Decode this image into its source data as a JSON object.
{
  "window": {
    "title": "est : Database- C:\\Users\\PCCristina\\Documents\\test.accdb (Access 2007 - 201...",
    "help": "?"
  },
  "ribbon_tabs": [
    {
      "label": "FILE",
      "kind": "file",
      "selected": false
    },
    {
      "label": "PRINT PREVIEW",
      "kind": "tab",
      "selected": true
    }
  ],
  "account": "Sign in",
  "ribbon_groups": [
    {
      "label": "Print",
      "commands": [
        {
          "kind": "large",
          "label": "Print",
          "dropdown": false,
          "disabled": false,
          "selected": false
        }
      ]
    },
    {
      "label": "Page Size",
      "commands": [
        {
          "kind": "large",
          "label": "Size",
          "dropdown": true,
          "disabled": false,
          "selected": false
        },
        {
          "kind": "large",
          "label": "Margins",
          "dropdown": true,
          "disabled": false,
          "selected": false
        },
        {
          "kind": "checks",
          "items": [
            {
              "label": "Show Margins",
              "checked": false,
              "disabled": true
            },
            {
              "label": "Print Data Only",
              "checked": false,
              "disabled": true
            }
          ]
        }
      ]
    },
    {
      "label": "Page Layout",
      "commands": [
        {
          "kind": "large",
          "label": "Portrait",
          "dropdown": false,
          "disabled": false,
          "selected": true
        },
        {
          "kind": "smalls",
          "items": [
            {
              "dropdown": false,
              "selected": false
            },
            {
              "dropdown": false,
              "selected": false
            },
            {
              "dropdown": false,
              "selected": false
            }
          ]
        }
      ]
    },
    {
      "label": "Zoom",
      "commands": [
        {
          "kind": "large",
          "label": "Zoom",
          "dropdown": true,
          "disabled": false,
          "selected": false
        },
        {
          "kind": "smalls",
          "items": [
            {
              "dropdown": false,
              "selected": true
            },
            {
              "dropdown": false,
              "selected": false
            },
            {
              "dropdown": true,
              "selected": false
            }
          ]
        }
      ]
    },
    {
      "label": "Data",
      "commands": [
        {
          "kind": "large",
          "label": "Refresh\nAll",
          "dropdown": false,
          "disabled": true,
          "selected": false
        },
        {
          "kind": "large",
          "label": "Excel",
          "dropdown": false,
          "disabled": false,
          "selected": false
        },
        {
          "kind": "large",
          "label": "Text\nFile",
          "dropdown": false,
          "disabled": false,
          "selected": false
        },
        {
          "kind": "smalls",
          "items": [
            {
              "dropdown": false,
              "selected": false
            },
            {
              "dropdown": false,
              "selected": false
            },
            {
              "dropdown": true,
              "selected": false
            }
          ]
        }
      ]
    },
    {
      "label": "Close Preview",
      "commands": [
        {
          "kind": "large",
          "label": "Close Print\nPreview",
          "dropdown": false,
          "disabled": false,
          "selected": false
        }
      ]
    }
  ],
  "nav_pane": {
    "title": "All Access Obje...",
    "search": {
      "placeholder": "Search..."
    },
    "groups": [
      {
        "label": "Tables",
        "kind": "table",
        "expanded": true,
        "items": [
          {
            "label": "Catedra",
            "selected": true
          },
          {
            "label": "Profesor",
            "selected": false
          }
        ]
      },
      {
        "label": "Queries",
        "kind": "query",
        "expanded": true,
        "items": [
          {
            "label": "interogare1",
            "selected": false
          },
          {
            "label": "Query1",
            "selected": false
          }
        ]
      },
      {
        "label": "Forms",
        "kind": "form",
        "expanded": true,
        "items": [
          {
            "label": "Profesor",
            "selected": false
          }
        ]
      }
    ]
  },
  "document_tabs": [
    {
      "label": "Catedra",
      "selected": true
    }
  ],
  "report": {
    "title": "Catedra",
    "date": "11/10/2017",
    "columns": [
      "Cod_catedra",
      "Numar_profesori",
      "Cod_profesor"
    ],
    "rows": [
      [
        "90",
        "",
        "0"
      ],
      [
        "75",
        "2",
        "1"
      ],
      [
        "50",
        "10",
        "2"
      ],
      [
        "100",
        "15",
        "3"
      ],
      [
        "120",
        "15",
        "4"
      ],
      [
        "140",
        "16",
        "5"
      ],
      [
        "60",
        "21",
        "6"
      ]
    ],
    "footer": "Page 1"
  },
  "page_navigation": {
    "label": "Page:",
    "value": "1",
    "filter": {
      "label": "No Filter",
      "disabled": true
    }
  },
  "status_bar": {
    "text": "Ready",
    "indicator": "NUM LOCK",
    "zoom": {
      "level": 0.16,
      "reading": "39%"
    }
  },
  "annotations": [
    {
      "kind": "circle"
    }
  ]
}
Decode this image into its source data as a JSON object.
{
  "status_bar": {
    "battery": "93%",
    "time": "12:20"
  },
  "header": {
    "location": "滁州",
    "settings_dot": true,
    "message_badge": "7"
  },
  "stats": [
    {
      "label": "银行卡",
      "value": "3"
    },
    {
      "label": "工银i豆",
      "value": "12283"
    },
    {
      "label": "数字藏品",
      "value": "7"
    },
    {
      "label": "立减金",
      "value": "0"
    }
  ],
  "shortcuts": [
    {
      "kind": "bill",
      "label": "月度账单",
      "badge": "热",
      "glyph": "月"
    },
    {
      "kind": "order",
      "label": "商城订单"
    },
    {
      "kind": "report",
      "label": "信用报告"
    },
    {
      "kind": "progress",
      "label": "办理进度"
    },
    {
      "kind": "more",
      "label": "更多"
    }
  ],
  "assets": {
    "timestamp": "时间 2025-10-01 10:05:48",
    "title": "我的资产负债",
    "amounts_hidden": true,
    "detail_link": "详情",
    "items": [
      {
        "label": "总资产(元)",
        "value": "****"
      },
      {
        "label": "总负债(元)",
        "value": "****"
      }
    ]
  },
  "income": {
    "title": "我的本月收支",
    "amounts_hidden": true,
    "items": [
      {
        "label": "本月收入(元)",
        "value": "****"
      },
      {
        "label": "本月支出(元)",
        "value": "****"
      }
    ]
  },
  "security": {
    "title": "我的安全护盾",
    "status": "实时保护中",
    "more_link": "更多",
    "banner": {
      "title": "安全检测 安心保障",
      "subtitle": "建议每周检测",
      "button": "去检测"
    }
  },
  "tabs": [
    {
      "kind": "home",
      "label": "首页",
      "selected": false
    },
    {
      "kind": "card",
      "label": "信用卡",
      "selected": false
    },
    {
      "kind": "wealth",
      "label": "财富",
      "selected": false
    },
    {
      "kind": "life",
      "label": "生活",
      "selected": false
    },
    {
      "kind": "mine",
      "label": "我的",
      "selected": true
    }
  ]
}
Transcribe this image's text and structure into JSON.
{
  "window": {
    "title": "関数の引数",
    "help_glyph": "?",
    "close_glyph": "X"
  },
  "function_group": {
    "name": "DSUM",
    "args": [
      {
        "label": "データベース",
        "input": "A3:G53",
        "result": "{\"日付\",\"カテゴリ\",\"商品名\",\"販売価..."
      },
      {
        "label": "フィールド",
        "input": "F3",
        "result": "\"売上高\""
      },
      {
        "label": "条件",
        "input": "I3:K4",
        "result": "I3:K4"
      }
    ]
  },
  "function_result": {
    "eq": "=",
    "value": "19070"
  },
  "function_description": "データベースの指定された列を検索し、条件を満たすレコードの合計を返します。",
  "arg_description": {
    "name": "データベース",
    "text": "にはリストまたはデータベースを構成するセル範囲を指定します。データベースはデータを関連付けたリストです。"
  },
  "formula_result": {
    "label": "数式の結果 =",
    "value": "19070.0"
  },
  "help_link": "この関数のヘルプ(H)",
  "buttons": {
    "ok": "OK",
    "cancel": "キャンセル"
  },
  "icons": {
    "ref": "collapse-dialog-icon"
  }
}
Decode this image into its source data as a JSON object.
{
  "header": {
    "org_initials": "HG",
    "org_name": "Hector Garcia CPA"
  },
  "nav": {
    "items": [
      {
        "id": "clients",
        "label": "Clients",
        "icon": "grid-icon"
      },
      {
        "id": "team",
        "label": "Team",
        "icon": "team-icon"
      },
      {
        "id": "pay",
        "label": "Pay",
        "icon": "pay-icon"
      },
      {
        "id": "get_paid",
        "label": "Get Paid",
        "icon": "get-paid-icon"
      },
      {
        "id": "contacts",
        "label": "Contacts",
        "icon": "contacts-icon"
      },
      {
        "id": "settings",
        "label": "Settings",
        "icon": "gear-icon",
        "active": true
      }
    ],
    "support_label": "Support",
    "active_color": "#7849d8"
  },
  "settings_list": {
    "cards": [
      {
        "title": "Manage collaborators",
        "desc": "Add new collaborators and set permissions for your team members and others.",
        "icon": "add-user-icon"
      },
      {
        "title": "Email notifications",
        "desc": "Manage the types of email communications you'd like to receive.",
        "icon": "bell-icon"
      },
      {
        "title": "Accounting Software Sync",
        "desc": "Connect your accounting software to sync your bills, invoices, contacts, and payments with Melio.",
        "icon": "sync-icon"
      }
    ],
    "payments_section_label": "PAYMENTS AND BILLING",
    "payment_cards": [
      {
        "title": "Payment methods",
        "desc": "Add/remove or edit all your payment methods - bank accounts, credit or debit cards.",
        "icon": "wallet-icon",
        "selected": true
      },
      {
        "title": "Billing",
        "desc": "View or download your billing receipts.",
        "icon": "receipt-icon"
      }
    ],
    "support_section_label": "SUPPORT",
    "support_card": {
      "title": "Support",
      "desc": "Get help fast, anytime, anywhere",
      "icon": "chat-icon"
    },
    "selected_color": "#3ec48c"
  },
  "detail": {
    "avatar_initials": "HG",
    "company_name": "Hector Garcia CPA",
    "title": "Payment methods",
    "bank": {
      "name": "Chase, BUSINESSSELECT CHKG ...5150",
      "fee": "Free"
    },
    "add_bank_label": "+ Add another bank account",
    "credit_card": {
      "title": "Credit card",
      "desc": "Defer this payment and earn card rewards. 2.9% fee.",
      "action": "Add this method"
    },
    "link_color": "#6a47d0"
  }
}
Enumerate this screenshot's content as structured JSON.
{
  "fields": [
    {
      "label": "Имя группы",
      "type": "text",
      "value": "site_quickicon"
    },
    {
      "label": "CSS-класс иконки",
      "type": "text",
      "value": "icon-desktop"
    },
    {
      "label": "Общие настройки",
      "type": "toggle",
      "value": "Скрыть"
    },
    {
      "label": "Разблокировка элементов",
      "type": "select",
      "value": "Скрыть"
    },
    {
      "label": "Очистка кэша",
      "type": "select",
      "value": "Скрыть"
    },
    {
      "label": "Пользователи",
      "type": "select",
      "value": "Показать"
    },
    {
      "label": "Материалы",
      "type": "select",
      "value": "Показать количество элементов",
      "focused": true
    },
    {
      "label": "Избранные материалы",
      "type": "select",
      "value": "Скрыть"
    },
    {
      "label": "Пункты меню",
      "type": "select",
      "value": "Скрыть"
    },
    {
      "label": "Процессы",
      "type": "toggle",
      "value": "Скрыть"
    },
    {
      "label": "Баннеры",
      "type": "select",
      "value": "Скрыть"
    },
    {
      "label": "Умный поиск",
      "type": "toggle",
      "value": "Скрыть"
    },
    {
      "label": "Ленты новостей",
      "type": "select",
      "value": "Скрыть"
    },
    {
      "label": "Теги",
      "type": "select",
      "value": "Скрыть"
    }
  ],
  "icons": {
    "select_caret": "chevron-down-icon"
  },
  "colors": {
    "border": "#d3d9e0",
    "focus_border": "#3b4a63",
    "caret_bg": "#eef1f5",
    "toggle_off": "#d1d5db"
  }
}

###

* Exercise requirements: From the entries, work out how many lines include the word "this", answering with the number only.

* Exercise output: 7